For the octagonal surround, I resawed a short 2x4 to two boards 3.5" wide. To join the pieces into an octagon, I decided to make finger joints on the ends of the pieces using a tenon jig. I did this with the tenon jig that came included with my delta table saw
Also note the supporting block of wood attached to the tenon jig on the left. With the tenon jig mostly being above the table saw throat insert while making the cut, giving it a bit of extra support by attaching a block of wood really helped.
I cut the joints in such a way that I could cut the fingers in the same position on either end of the pieces of wood, so that they would fit together. I made the fingers the same width as the saw blade (3 mm), so didn't need to use a dado blade for the cuts or make multiple cuts per finger.
This was a bit fiddly to set up with the jig, so in the plans I drew
for this board, I replaced this with a tenon joint. I have since built my
screw advance box joint jig, which makes
cutting this sort of joint a snap.
After cutting the pieces, I glued them together in pairs at first, before joining them together in an octagon. Because I cut the finger joints to be rather tight, and they have lots of gluing surface, clamping them while gluing was unnecessary.
Gluing them all together into an octagon was a little tougher though, and not all the
joints came together as closely and precisely as I had hoped they would.
Because the joints didn't all fully go together, the result didn't look as good as I wanted it to look. So to hide this defect, and turn it into a "feature", I cut a slots into the joints, and inset a piece of maple into the slots.
I cut these as multiple passes on a radial arm saw. If you cut them on the table saw it
would be better to cut them in one pass with a dado blade.
Finally, once the glue on everything was dry, I planed everything smooth and flush on my jointer. This also allowed me to hide a slight bit of alignment error I had on the joints. The wood on one side of the joints was about half a millimeter higher than on the other side after assembly.
So with the pieces inserted into the joints and planing it all, I was able to completely hide
any lack of precision in the frame.
The next step was to make the trim around the frame. A nice aspect of making an octagonal frame was that I could use short pieces for the frame. I used short pieces of hardwood that I cut out of a piece of firewood.
I cut a rabbet into the pieces to join them with the frame, and rounded the top corners with
a small hand plane. To join them to the frame, I cut one end of all the pieces to the
required 22.5 degree miter and then fitted one piece at a time. Once fitted, I glued it
on, then measure and cut the next piece and checked the fit of that with the piece to
go on after that before gluing int on.
Once the glue was dry in the frame, I cut splines into the edges of the trim.
I used a table saw sled to support the frame at the right angle, and slid it against the rip
fence to position the cut where I wanted it.

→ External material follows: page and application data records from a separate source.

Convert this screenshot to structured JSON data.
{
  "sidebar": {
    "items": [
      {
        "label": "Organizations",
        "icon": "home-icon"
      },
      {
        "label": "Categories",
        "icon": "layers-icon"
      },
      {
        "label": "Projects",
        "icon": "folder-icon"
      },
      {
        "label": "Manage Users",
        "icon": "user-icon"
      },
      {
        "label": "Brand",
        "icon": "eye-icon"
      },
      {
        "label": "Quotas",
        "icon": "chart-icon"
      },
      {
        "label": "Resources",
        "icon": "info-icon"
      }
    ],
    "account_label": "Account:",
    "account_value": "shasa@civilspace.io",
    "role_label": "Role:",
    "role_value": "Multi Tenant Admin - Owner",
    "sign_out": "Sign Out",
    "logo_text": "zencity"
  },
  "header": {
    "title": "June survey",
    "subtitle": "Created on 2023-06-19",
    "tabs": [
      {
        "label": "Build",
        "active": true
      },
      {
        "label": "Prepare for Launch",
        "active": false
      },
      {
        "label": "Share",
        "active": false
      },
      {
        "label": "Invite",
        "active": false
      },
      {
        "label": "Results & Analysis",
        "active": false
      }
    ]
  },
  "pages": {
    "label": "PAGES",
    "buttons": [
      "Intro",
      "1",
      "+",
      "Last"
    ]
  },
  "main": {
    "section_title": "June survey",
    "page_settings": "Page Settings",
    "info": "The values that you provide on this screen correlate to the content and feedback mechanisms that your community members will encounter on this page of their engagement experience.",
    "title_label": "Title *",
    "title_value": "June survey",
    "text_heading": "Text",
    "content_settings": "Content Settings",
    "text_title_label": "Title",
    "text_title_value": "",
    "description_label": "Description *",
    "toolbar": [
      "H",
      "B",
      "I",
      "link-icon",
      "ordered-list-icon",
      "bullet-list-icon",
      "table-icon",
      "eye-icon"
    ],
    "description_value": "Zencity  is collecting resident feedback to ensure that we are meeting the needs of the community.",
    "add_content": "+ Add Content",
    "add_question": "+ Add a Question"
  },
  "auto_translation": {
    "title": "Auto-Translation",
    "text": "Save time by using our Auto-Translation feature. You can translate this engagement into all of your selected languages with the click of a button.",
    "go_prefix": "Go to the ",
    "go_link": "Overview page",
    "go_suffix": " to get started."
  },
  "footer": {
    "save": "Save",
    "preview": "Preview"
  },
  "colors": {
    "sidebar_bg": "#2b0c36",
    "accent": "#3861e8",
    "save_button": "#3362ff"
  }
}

The next step is to cut the main playing board. The board itself is a circle of 26" diameter, cut from veneered plywood. 26" is just a little too big to cut from a quarter sheet of plywood. After I cut it approximately round on the band saw, I put a small nail through the middle and put it on another piece of plywood on my table saw sled. By rotating it past the blade, I was able to get the edge perfectly round.
Researching Crokinole board dimensions on the web, apparently, a lot of manufacturers actually make boards
of 24" diameter, so that they can cut 8 from a full sheet of 4'x8' plywood. Fortunately, the scrap of
plywood I had at hand was just a little wider than 26", so I didn't have to compromise
Some people cut the markings on the board by cutting V groves with a router. I didn't quite have time for that, and I figured pencil lines would be just as good. I used a 0.9 mm pencil. A strip of wood with some notches cut into the edge served as a sort of compass to draw the circles. For the center pivot I jus stuck a drill bit backwards into the hole. If I was doing it again, I'd use a slightly thicker pencil to get wider lines.
Pencil is of course easily smeared, so I dabbed the first coat of varnish instead of
brushing it on. That way I didn't end up smearing the pencil lines.
Once the first coat of varnish was on, I could sand the varnish smooth without risk of
smearing the pencil marks.
After the first coat of varnish I drilled the 1 3/8" center hole
and the 3/8" holes for the pegs. I then proceeded to put on the remaining coats of varnish
on the board (4 coats in total), and then inserted the pegs. The pegs are just pieces
of 3/8" dowel.
With varnish on the pegs and the hole, the pegs actually needed driving in with a
hammer. I fixed them in place with a bit more varnish rather than glue seeing that the wood
and pegs were already sealed with varnish at this point.
Next: Making crokinole disks
Crokinole board plans